WHAT TO PRODUCE: Retype each entry below, keeping every character the same.

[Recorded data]
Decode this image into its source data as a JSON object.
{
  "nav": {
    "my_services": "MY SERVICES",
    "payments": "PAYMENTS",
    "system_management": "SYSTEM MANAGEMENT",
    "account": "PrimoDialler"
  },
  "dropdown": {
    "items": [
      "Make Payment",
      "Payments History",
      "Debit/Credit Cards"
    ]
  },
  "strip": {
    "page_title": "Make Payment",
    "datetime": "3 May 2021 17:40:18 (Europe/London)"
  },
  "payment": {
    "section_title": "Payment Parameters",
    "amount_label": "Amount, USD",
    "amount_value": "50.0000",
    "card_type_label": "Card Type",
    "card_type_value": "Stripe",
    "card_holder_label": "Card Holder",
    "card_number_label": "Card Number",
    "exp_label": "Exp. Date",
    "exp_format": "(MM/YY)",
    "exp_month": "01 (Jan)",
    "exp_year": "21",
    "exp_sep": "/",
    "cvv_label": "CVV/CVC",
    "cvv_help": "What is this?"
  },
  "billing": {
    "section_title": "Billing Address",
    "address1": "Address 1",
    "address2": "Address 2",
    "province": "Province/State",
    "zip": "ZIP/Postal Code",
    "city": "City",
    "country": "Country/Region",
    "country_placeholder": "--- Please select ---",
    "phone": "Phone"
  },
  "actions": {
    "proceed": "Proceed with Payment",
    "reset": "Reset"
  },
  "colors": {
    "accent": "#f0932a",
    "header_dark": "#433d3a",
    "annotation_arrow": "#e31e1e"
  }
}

EXERCISE ANSWER:
Decode this image into its source data as a JSON object.
{
  "nav": {
    "my_services": "MY SERVICES",
    "payments": "PAYMENTS",
    "system_management": "SYSTEM MANAGEMENT",
    "account": "PrimoDialler"
  },
  "dropdown": {
    "items": [
      "Make Payment",
      "Payments History",
      "Debit/Credit Cards"
    ]
  },
  "strip": {
    "page_title": "Make Payment",
    "datetime": "3 May 2021 17:40:18 (Europe/London)"
  },
  "payment": {
    "section_title": "Payment Parameters",
    "amount_label": "Amount, USD",
    "amount_value": "50.0000",
    "card_type_label": "Card Type",
    "card_type_value": "Stripe",
    "card_holder_label": "Card Holder",
    "card_number_label": "Card Number",
    "exp_label": "Exp. Date",
    "exp_format": "(MM/YY)",
    "exp_month": "01 (Jan)",
    "exp_year": "21",
    "exp_sep": "/",
    "cvv_label": "CVV/CVC",
    "cvv_help": "What is this?"
  },
  "billing": {
    "section_title": "Billing Address",
    "address1": "Address 1",
    "address2": "Address 2",
    "province": "Province/State",
    "zip": "ZIP/Postal Code",
    "city": "City",
    "country": "Country/Region",
    "country_placeholder": "--- Please select ---",
    "phone": "Phone"
  },
  "actions": {
    "proceed": "Proceed with Payment",
    "reset": "Reset"
  },
  "colors": {
    "accent": "#f0932a",
    "header_dark": "#433d3a",
    "annotation_arrow": "#e31e1e"
  }
}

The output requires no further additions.